TtiERE wile. HE A shadow cast over the usual St Patrick's Day festivities in Washington this Sunday, caused by the collapse of the IRA ceasefire in Northern Ireland.
The type of entertainment which characterised the event in 1995 would not be appropriate in the present circumstances, according to one senior administration official. Prayers for peace are now to replace the lively festivities that were so much in evidence last year.
"By joining in prayer on March 17, Americans will be offering spiritual and moral support to the vast majority of people in Northern Ireland who yearn to be free from violence, and to build a lasting and just peace," said a recent statement from the US religious leaders.
"We urge Americans to offer special prayers on this day for an end to violence and progress toward peace in Northern Ireland."
The breakdown in the IRA ceasefire has also resulted in the exclusion of Gerry Adams from this year's White House celebrations.
Last year, President Clinton's party ended with Mr Adams and the SDLP leader, John Hume, singing together about Derry: The Town I Love So Well. But this year, although the President stuck his political neck out in giving Mr Adams a new US visa three weeks ago, it ruled that he could not visit the White House.

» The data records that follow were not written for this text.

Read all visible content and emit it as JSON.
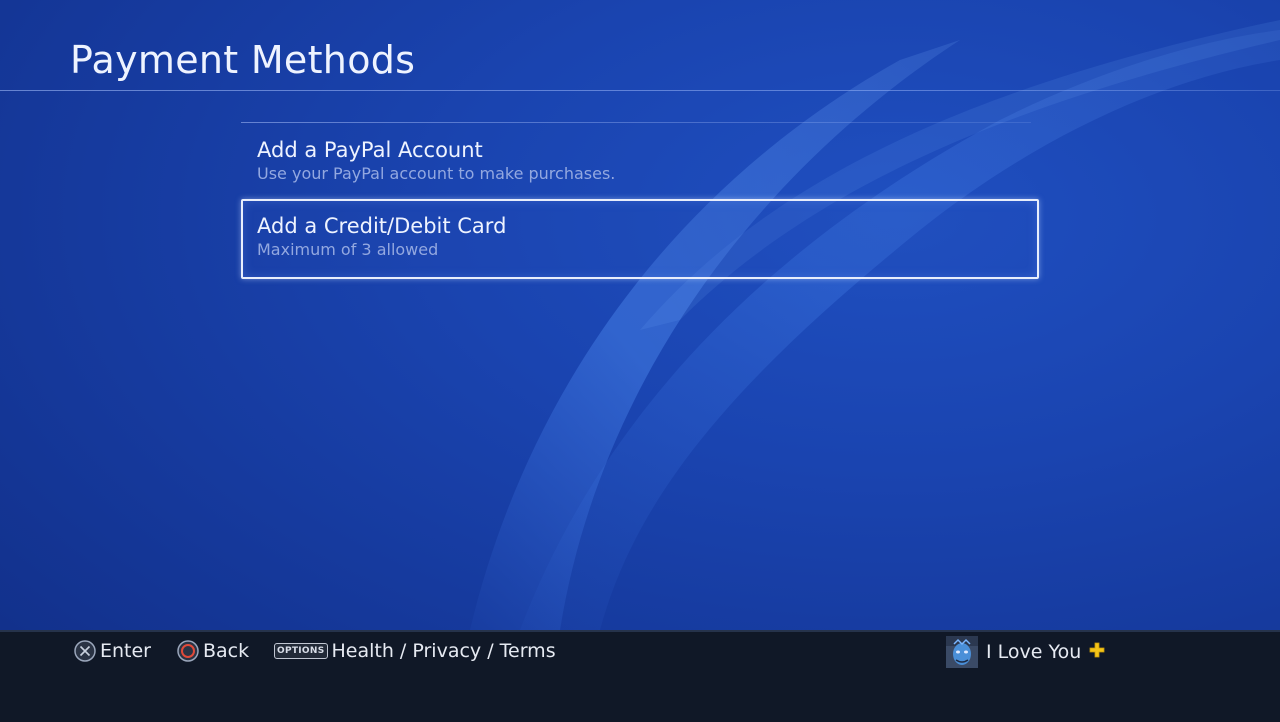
{
  "header": {
    "title": "Payment Methods"
  },
  "menu": {
    "items": [
      {
        "label": "Add a PayPal Account",
        "description": "Use your PayPal account to make purchases.",
        "selected": false
      },
      {
        "label": "Add a Credit/Debit Card",
        "description": "Maximum of 3 allowed",
        "selected": true
      }
    ]
  },
  "footer": {
    "enter": {
      "icon": "cross-button-icon",
      "label": "Enter"
    },
    "back": {
      "icon": "circle-button-icon",
      "label": "Back"
    },
    "options": {
      "badge": "OPTIONS",
      "label": "Health / Privacy / Terms"
    },
    "user": {
      "name": "I Love You",
      "icons": [
        "avatar",
        "playstation-plus-icon"
      ]
    }
  },
  "colors": {
    "background": "#1a44b0",
    "footer": "#101827",
    "circle_button": "#e04a3a",
    "plus_badge": "#f5c518"
  }
}
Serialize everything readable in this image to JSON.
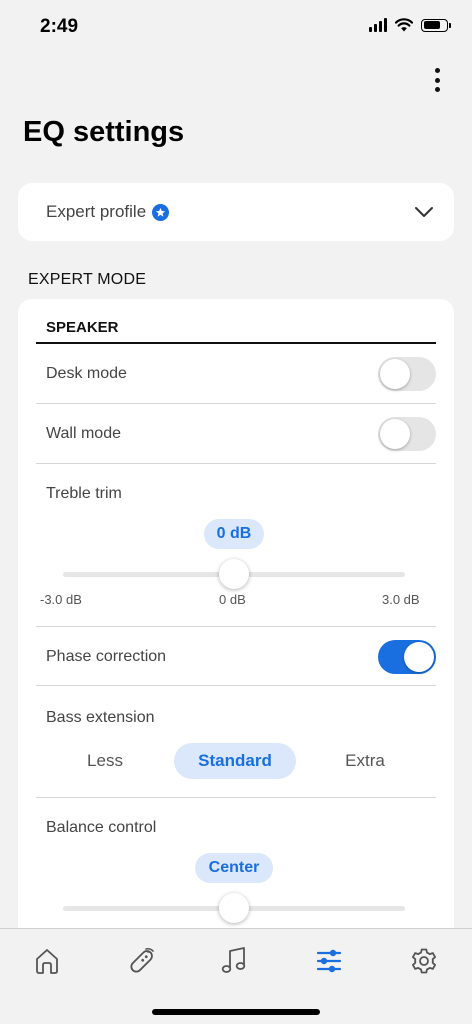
{
  "status_bar": {
    "time": "2:49"
  },
  "header": {
    "title": "EQ settings",
    "more_icon": "more-vertical-icon"
  },
  "profile": {
    "label": "Expert profile",
    "badge_icon": "star-badge-icon",
    "chevron_icon": "chevron-down-icon"
  },
  "mode_section": {
    "heading": "EXPERT MODE"
  },
  "speaker": {
    "heading": "SPEAKER",
    "desk_mode": {
      "label": "Desk mode",
      "enabled": false
    },
    "wall_mode": {
      "label": "Wall mode",
      "enabled": false
    },
    "treble_trim": {
      "label": "Treble trim",
      "value": "0 dB",
      "min_label": "-3.0 dB",
      "mid_label": "0 dB",
      "max_label": "3.0 dB",
      "level": 0.5
    },
    "phase_correction": {
      "label": "Phase correction",
      "enabled": true
    },
    "bass_extension": {
      "label": "Bass extension",
      "options": [
        "Less",
        "Standard",
        "Extra"
      ],
      "selected": "Standard"
    },
    "balance_control": {
      "label": "Balance control",
      "value": "Center",
      "level": 0.5
    }
  },
  "tab_bar": {
    "tabs": [
      {
        "name": "home",
        "icon": "home-icon"
      },
      {
        "name": "remote",
        "icon": "remote-icon"
      },
      {
        "name": "music",
        "icon": "music-note-icon"
      },
      {
        "name": "eq",
        "icon": "sliders-icon",
        "active": true
      },
      {
        "name": "settings",
        "icon": "gear-icon"
      }
    ]
  },
  "colors": {
    "accent": "#1a6fe0",
    "pill_bg": "#dbe8fb",
    "background": "#f2f2f2"
  }
}
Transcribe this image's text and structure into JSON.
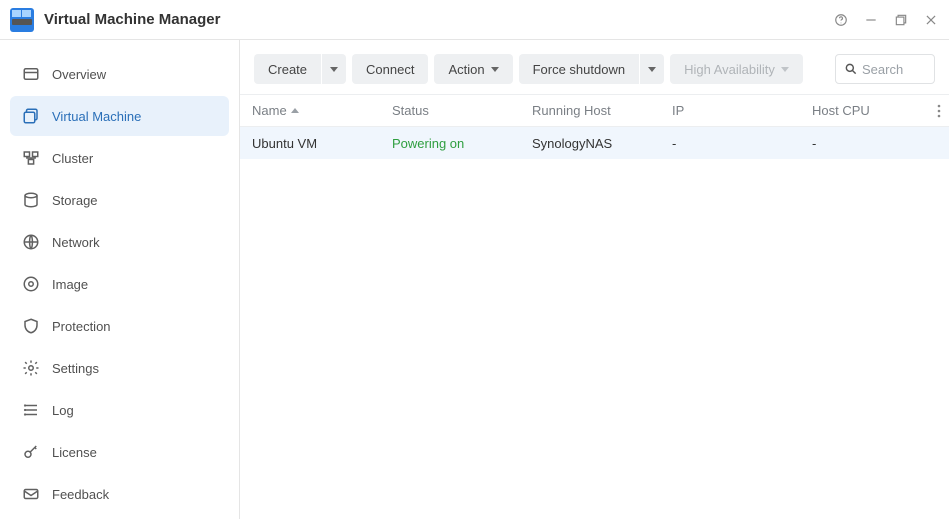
{
  "titlebar": {
    "title": "Virtual Machine Manager"
  },
  "sidebar": {
    "items": [
      {
        "label": "Overview"
      },
      {
        "label": "Virtual Machine"
      },
      {
        "label": "Cluster"
      },
      {
        "label": "Storage"
      },
      {
        "label": "Network"
      },
      {
        "label": "Image"
      },
      {
        "label": "Protection"
      },
      {
        "label": "Settings"
      },
      {
        "label": "Log"
      },
      {
        "label": "License"
      },
      {
        "label": "Feedback"
      }
    ],
    "active_index": 1
  },
  "toolbar": {
    "create": "Create",
    "connect": "Connect",
    "action": "Action",
    "force_shutdown": "Force shutdown",
    "high_availability": "High Availability",
    "search_placeholder": "Search"
  },
  "table": {
    "columns": {
      "name": "Name",
      "status": "Status",
      "host": "Running Host",
      "ip": "IP",
      "cpu": "Host CPU"
    },
    "rows": [
      {
        "name": "Ubuntu VM",
        "status": "Powering on",
        "status_class": "status-powering",
        "host": "SynologyNAS",
        "ip": "-",
        "cpu": "-"
      }
    ]
  }
}
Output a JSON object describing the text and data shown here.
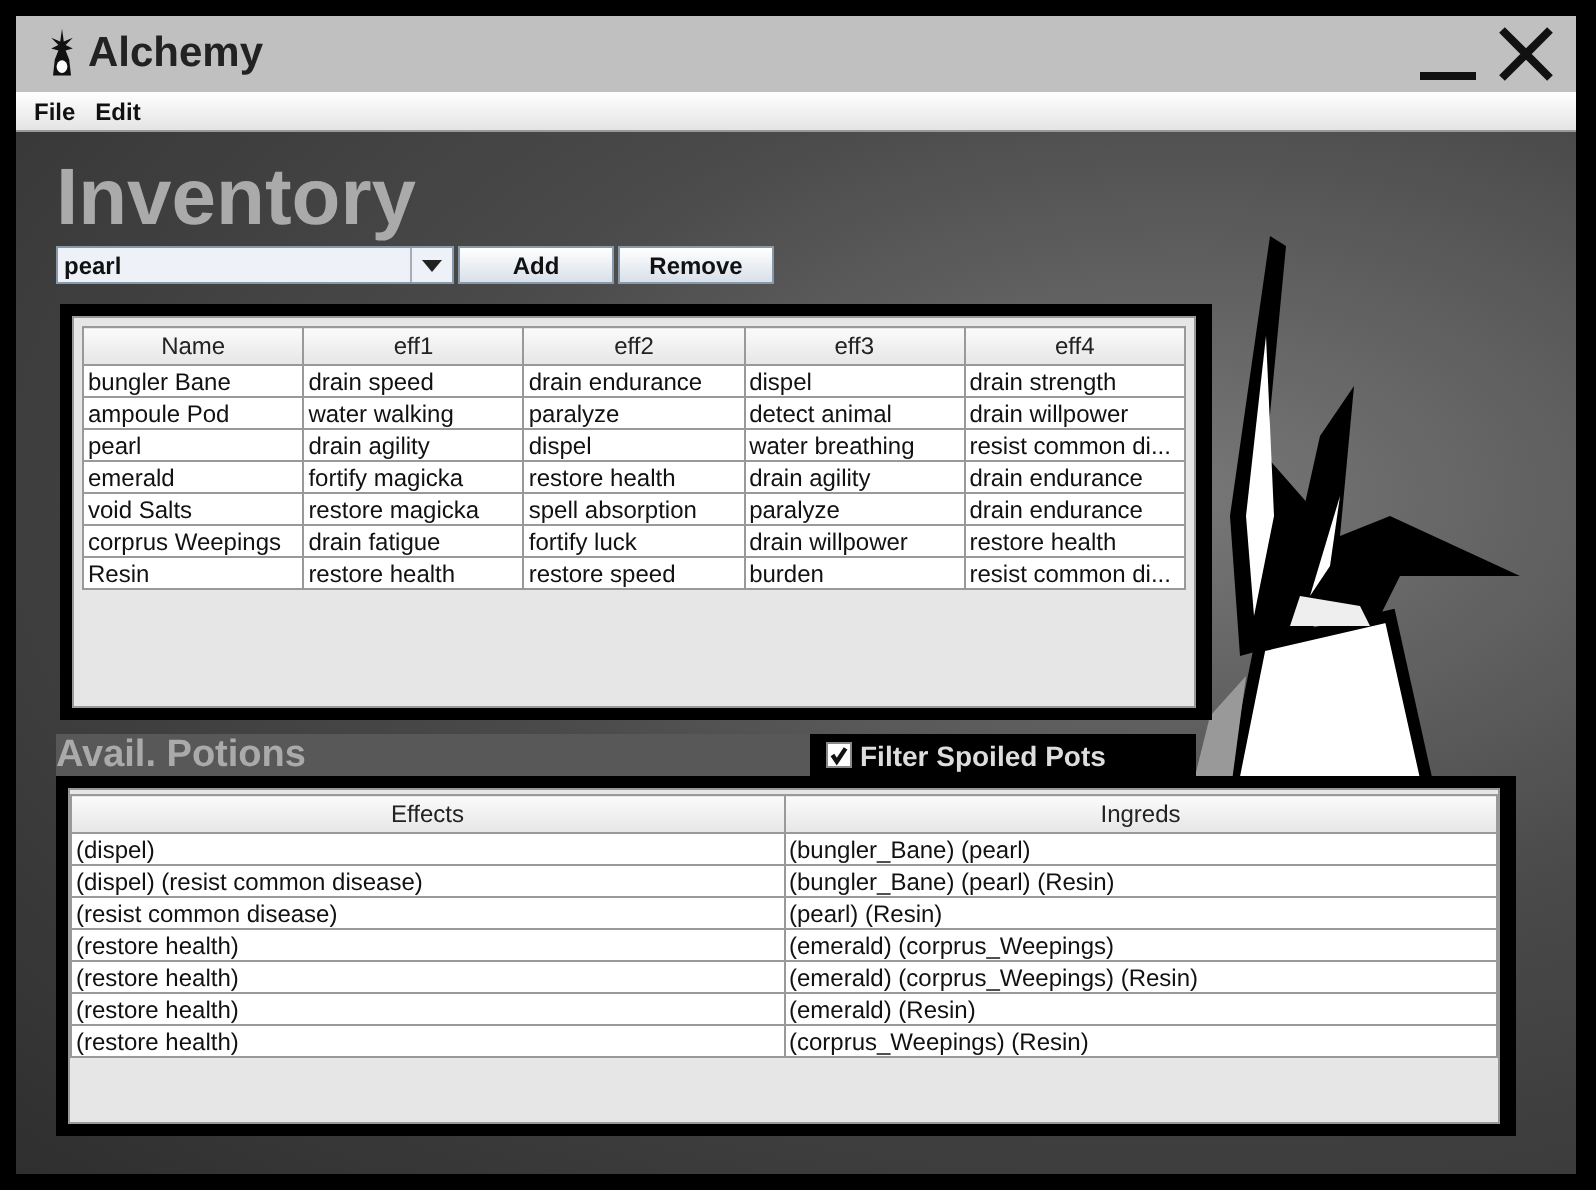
{
  "window": {
    "title": "Alchemy"
  },
  "menu": [
    "File",
    "Edit"
  ],
  "inventory": {
    "heading": "Inventory",
    "combo": {
      "value": "pearl"
    },
    "buttons": [
      "Add",
      "Remove"
    ],
    "table": {
      "columns": [
        "Name",
        "eff1",
        "eff2",
        "eff3",
        "eff4"
      ],
      "rows": [
        [
          "bungler Bane",
          "drain speed",
          "drain endurance",
          "dispel",
          "drain strength"
        ],
        [
          "ampoule Pod",
          "water walking",
          "paralyze",
          "detect animal",
          "drain willpower"
        ],
        [
          "pearl",
          "drain agility",
          "dispel",
          "water breathing",
          "resist common di..."
        ],
        [
          "emerald",
          "fortify magicka",
          "restore health",
          "drain agility",
          "drain endurance"
        ],
        [
          "void Salts",
          "restore magicka",
          "spell absorption",
          "paralyze",
          "drain endurance"
        ],
        [
          "corprus Weepings",
          "drain fatigue",
          "fortify luck",
          "drain willpower",
          "restore health"
        ],
        [
          "Resin",
          "restore health",
          "restore speed",
          "burden",
          "resist common di..."
        ]
      ]
    }
  },
  "potions": {
    "heading": "Avail. Potions",
    "filter": {
      "label": "Filter Spoiled Pots",
      "checked": true
    },
    "table": {
      "columns": [
        "Effects",
        "Ingreds"
      ],
      "rows": [
        [
          "(dispel)",
          "(bungler_Bane)  (pearl)"
        ],
        [
          "(dispel)  (resist common disease)",
          "(bungler_Bane)  (pearl)  (Resin)"
        ],
        [
          "(resist common disease)",
          "(pearl)  (Resin)"
        ],
        [
          "(restore health)",
          "(emerald)  (corprus_Weepings)"
        ],
        [
          "(restore health)",
          "(emerald)  (corprus_Weepings)  (Resin)"
        ],
        [
          "(restore health)",
          "(emerald)  (Resin)"
        ],
        [
          "(restore health)",
          "(corprus_Weepings)  (Resin)"
        ]
      ]
    }
  }
}
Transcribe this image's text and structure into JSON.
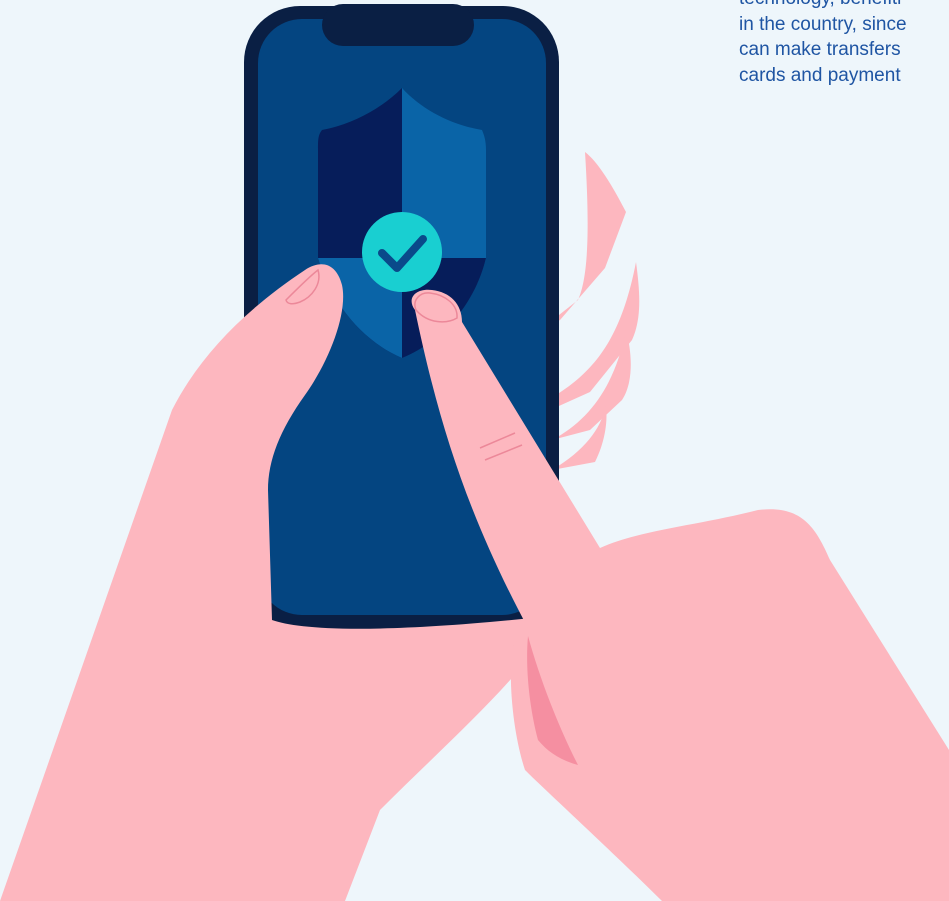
{
  "text_lines": [
    "technology, benefiti",
    "in the country, since",
    "can make transfers",
    "cards and payment"
  ],
  "colors": {
    "background": "#eef6fb",
    "text": "#1f55a3",
    "phone_frame": "#0a1f44",
    "phone_screen": "#044581",
    "shield_dark": "#061d5a",
    "shield_light": "#0a64a7",
    "check_circle": "#19cfd1",
    "check_mark": "#0a4a8a",
    "skin": "#fdb7bf",
    "skin_shadow": "#f58fa1",
    "nail_stroke": "#ec8899"
  },
  "icons": {
    "shield": "shield-check-icon",
    "check": "check-icon"
  }
}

The Sinn Fein leader will therefore not number among the guest list of 550, which is believed to include all other Northern Ireland party leaders, including David Trimble, Ulster Unionist Party leader, and Mr Hume. The party will be held in honour of the Taoiseach, Mr Bruton, and his wife, Mrs Finola Bruton.
Meanwhile, Mr Adams this week
received the Irish American of the Year award in New York front Irish America magazine.
Yet Irish Americans remain unsure as to how to react to Mr Adams' presence in the US, and the White House, like most Irish American politicians, still sees him as a key peacemaker. "We think he's helpful and we want to see whether or not he can help put the ceasefire back in place," one senior administration official said.
However, Gerry Adams carefully spared Bill Clinton from potential embarrassment earlier this week when he arrived in the States too late to attend the glamorous annual Speakers' lunch. It was at this event a year ago that he first shook hands with the President.
The Sinn Fein leader will continue to walk a political tightrope throughout this visit as he desperately needs Mr Clinton's public support and accordingly must not risk embarrassing him.